Earlier this week we reported that, according to Nomura's calculations, CTAs were about to cover their recent S&P short positions and turn increasingly longer the higher the market rose. And sure enough, the US stock market has only risen higher, with the latest two upside catalysts being the positive WSJ headline related to US-China trade talks on Thursday and today's Bloomberg report that China would seek to reduce its trade surplus with the US.
As a result, Nomura’s Masanari Takada writes, the bank's quant models suggest CTAs continued short-covering on major stock index futures like the S&P500 or Russell 2000 and adds, somewhat redundantly, that "US equity markets seem to have enjoyed such mechanical purchasing pressure by algo investors."
Additionally, there has been some modest improvement in recent economic data (at least that which is released) and the US economic surprise index (which is missing a lot of recent components) which Nomura views as one of the most important indicators in gauging the sustainability of the current market rally, improved to -3 yesterday (although it tipped back down to -6.90 after today's big miss in the UMich Sentiment) which more importantly was followed by a gradual increase in overall exposure to US equity markets by hedge funds.
Indeed, this stacked waterfall effect of investors following other bullish investors into risk assets, which some call simply FOMO, is what Nomura defines as the "histeresis effect" on hedge fund behavior, and is as follows:
- Trend-followers' systemic buying pushes US stocks up
- Other hedge fund start to buy the market, chasing CTAs buying programs
- As buying pressure gets "overheated", upward momentum of the market becomes unstable
- US market sharply drops as such crowded long become rapidly liquidated.
This is shown schematically in the chart below:
And yet with stocks surging to new one-month highs, as the brief Christmas Eve S&P500 bear market has been cut in more than half, what Nomura is carefully monitoring at this moment is whether its gauge of US equity market sentiment is leveling off slightly after having rapidly improved over the past few days.
What is surprising, according to the Japanese bank, is that a recovery in sentiment into positive territory (i.e., risk-seeking phase) "appears so close yet so far away." Specifically, unlike CTAs and other systematic funds, many US equity investors - especially macro hedge funds and risk parity funds - remain hesitant to impatiently begin following an equity market rally that is not sufficiently justified in the context of fundamentals.
Going back to the "histeresis example", Takada notes that we experienced a similar situation in which algo investors, mainly in trend-following programs, led the significant upturn of the market last January, March and September. What happened next is that other investors – including major hedge funds – rushed to jump in the stock market uptrend, such “crowded” buying pressures caused an over-heating of momentum and overall market positioning became very unstable with outsized reactions to insignificant headlines and small volatility shocks before subsequently experiencing sharp drops.
So going back to the question we asked in the headline, why do investors - or rather human investors - refuse to buy into this rally, the reason according to Nomura is that most investors – except algo players – now seem to be wary of the future “pitfalls” of such a machine-led stock rebound because of past experiences, are maintaining a conservative approach at present.

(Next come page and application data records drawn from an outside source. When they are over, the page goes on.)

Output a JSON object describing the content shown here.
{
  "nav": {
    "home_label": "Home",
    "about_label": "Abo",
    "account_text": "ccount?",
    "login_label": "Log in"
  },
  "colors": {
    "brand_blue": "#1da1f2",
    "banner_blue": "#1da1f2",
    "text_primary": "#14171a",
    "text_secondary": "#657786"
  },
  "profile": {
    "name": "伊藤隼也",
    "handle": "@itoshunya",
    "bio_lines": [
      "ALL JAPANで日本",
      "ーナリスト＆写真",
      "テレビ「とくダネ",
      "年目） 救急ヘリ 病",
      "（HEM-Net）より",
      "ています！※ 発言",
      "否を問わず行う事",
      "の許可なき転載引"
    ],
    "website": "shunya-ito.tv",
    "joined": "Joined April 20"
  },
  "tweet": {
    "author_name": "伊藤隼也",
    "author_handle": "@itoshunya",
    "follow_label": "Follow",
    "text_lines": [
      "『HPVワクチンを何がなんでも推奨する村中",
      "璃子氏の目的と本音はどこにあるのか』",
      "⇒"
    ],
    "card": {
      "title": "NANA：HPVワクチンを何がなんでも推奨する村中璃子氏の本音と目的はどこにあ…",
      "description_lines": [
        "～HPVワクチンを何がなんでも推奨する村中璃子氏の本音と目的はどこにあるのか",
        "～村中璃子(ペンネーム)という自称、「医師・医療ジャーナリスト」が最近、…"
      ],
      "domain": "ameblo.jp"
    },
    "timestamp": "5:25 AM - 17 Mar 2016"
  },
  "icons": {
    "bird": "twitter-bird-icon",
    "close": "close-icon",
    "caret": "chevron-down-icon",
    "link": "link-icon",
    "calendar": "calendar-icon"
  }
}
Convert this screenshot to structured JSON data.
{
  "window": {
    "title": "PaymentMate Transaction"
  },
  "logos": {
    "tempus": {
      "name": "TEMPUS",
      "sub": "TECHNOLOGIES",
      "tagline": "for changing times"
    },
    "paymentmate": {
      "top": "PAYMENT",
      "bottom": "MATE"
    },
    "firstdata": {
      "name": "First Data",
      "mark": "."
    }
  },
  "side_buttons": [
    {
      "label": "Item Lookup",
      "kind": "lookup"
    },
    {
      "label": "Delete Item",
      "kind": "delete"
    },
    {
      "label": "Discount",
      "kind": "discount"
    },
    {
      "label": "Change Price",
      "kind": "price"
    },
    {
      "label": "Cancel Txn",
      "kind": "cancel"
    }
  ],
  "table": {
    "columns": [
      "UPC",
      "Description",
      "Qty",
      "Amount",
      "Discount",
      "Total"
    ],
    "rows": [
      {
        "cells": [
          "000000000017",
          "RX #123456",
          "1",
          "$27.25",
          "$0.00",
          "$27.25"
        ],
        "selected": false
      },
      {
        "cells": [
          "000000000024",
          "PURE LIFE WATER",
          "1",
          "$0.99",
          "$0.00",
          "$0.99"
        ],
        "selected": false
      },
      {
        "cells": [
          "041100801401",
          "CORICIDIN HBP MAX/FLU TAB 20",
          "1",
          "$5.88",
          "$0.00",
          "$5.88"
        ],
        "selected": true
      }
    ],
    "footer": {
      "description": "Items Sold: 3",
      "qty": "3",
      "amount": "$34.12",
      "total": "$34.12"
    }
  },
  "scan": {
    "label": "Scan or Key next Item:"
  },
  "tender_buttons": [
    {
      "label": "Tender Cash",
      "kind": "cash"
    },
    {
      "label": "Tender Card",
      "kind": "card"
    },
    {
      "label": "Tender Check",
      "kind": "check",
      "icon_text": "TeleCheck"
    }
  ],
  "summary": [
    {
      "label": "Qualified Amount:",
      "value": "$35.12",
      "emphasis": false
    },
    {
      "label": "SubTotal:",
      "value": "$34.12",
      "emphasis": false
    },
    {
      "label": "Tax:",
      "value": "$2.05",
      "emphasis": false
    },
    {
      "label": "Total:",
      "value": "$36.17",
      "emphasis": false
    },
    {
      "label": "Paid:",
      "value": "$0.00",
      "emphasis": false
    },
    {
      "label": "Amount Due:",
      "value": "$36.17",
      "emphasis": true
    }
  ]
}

What this means, somewhat ironically, is that while everyone was blaming the algos for the December meltdown, even though nobody has "accused" the algos of creating the ongoing meltup, investors and traders know very well that the move higher is not organic, but is purely the result of systematic, algo and various other quant traders forcibly buying as a result of key technical market levels being hit. Unfortunately for the few humans left trading stocks, this is not a buying signal, which likely means that just like in January of 2018 when retail investors finally capitulation and rushed into stocks just ahead of the February 2018 correction, so this time too it is likely that the algos will keep buying until everyone else jumps into the pool... at which point the market will once again take the elevator down.